Berkeley at WAR


Fifth Estate # 74, March 5-19, 1969

BERKELEY (LNS)—The University of California campus here became a battlefield Thursday, Feb. 20, as students fought back against repeated tear gas attacks by club-swinging pigs.

Some 3,000 strikers abandoned the usual tactics of picketing and running, to remobilize when the cops attacked. When the students counterattacked hurling rocks, bricks, bottles and cherry bombs—the police often retreated in terror.

As a result of the day’s battle, the University reported 12 students injured, and the Alameda County Sheriffs Office reported 13 cops hurt, including Division Chief Tom Hutchins, who was struck on the shoulder by a rock. Fifteen students were arrested on Thursday, bringing the total number arrested to 133 in the month-old strike.

The strike, led by the campus Third World Liberation Front, which is demanding an autonomous Third World College, appeared to be faltering until a week ago, when two students and a newsman were the victims of brutal, unprovoked beatings by the police. On that day, 36 persons were arrested, including 17 informational pickets from the Teaching Assistants’ Union (AFT).

On Tuesday, a blood-thirsty horde of pigs cornered black leader Jim Nabors, viciously beat him, and hauled him away to jail.
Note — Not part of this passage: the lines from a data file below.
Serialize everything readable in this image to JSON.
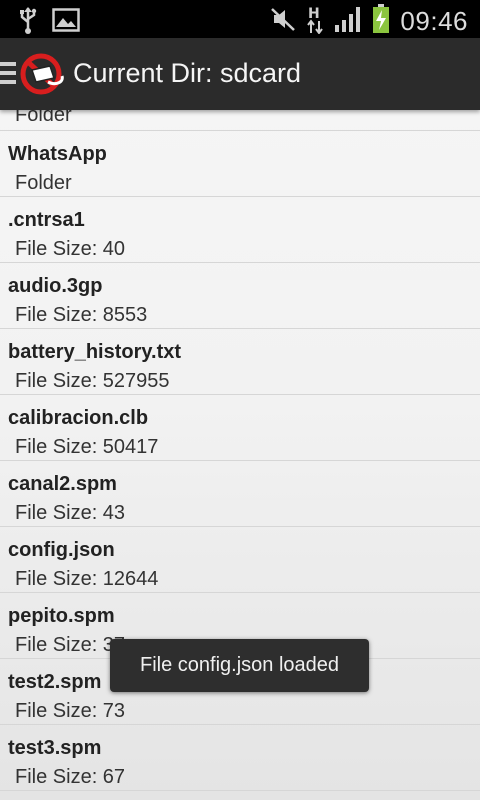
{
  "status_bar": {
    "time": "09:46",
    "icons": [
      "usb-icon",
      "image-icon",
      "mute-icon",
      "network-h-icon",
      "signal-icon",
      "battery-charging-icon"
    ]
  },
  "action_bar": {
    "title": "Current Dir: sdcard"
  },
  "file_list": [
    {
      "name": "",
      "detail": "Folder"
    },
    {
      "name": "WhatsApp",
      "detail": "Folder"
    },
    {
      "name": ".cntrsa1",
      "detail": "File Size: 40"
    },
    {
      "name": "audio.3gp",
      "detail": "File Size: 8553"
    },
    {
      "name": "battery_history.txt",
      "detail": "File Size: 527955"
    },
    {
      "name": "calibracion.clb",
      "detail": "File Size: 50417"
    },
    {
      "name": "canal2.spm",
      "detail": "File Size: 43"
    },
    {
      "name": "config.json",
      "detail": "File Size: 12644"
    },
    {
      "name": "pepito.spm",
      "detail": "File Size: 37"
    },
    {
      "name": "test2.spm",
      "detail": "File Size: 73"
    },
    {
      "name": "test3.spm",
      "detail": "File Size: 67"
    }
  ],
  "toast": {
    "message": "File config.json loaded"
  },
  "colors": {
    "status_bar_bg": "#000000",
    "action_bar_bg": "#2b2b2b",
    "logo_red": "#d81e1e",
    "battery_green": "#8bc53f"
  }
}
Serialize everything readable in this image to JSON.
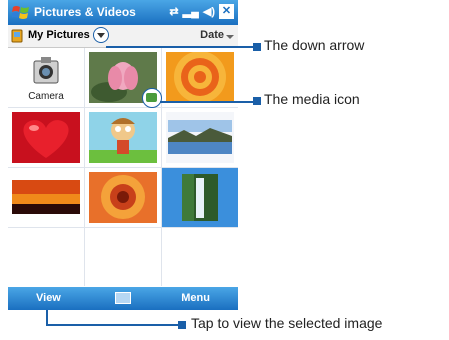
{
  "titlebar": {
    "title": "Pictures & Videos",
    "status_icons": [
      "sync-icon",
      "signal-icon",
      "volume-icon",
      "close-icon"
    ],
    "close_label": "✕"
  },
  "folderbar": {
    "folder_label": "My Pictures",
    "sort_label": "Date"
  },
  "grid": {
    "items": [
      {
        "label": "Camera",
        "kind": "camera"
      },
      {
        "label": "",
        "kind": "lotus"
      },
      {
        "label": "",
        "kind": "orange-rings"
      },
      {
        "label": "",
        "kind": "red-heart"
      },
      {
        "label": "",
        "kind": "cartoon"
      },
      {
        "label": "",
        "kind": "lake"
      },
      {
        "label": "",
        "kind": "sunset"
      },
      {
        "label": "",
        "kind": "flower-closeup"
      },
      {
        "label": "",
        "kind": "waterfall",
        "selected": true
      }
    ]
  },
  "menubar": {
    "left": "View",
    "right": "Menu"
  },
  "callouts": {
    "down_arrow": "The down arrow",
    "media_icon": "The media icon",
    "view": "Tap to view the selected image"
  },
  "colors": {
    "titlebar": "#1a6fc0",
    "selection": "#3b8fdc",
    "callout": "#1a5fa8"
  }
}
Picket lines swelled to about 1000 and strikers began sporadically throwing rocks at police. That evening, the AFT voted 190 to 41 to strike, demanding the removal of police from campus, the resolution and implementation of TWLF demands, and union organizing rights on campus

On Wednesday, in a front-page editorial entitled “The Horror,” the “liberal” campus newspaper, The Daily Californian, said “We urge you to join the strike for the Third World demands and an end to police on campus. We urge you to support the right of peaceful picketing and the right to walk across campus and emerge alive. The reign of terror cannot longer be endured.”

The University was increasingly crippled on Wednesday, when many non-academic employees honored the AFT picket line and significant numbers of students boycotted classes, especially in humanities courses. In some fields, as many as half the professors held classes off campus.

On the picket lines, after police were unsuccessful in an attempt to arrest the blacks, they started swinging their clubs wildly, and students retaliated with rocks and cherry bombs. Police countered with their first use of Mace on strikers.

Thus the stage was set for Thursday’s battle, which many persons described as similar to last summer’s confrontations in Chicago. The day started peacefully as a line of about 1200 strikers marched to University Hall and threw a scare into the Regents, who were meeting there under heavy guard. Twenty minutes later the strikers returned to campus and continued picketing in front of the administration building (Sproul Hall); students were in a quandary, seeing the masses of angry strikers, yet remembering Ronnie Reagan’s “state of emergency” orders to keep the campus opened.

Then, at 3 p.m., a tear gas canister exploded next to some cops on the steps of Sproul Hall. Police claim a student threw it, but students and newsmen on the scene saw it like this: someone threw a flower at a cop who freaked and threw the canister before his cohorts could don their masks.

Anyway, police answered with a barrage of tear gas, and the three-hour campus guerrilla war began, involving about 300 students and 300 pigs. The police repeatedly bombarded strikers with tear gas canisters (many of which were immediately thrown back at the cops; the strikers backed off slightly, cleared their eyes, and quickly returned to pelt the cops with a barrage of rocks, bricks and cherry bombs.

Hundreds of strikers attacked the cops. No longer was the fear of being caught or beaten holding them back. The cops were picking up rocks and wildly throwing them back (one rock went through a Student Union window). Often the cops retreated in panic to the safe confines of the Sproul Hall basement.

At one point, the strikers spotted two police paddy wagons. They quickly overturned the first one, and when two pigs tried to rescue the other wagon, they were driven back into the basement of Sproul Hall.

The second wagon was then overturned and hundreds of onlookers cheered and raised their hands in the clenched-fist salute.

It was estimated that hundreds of tear gas canisters were used by police in a vain effort to rout the strikers. Proud and weary, the people left the battlefield about 6:00 p.m., understanding more vividly where their power lies.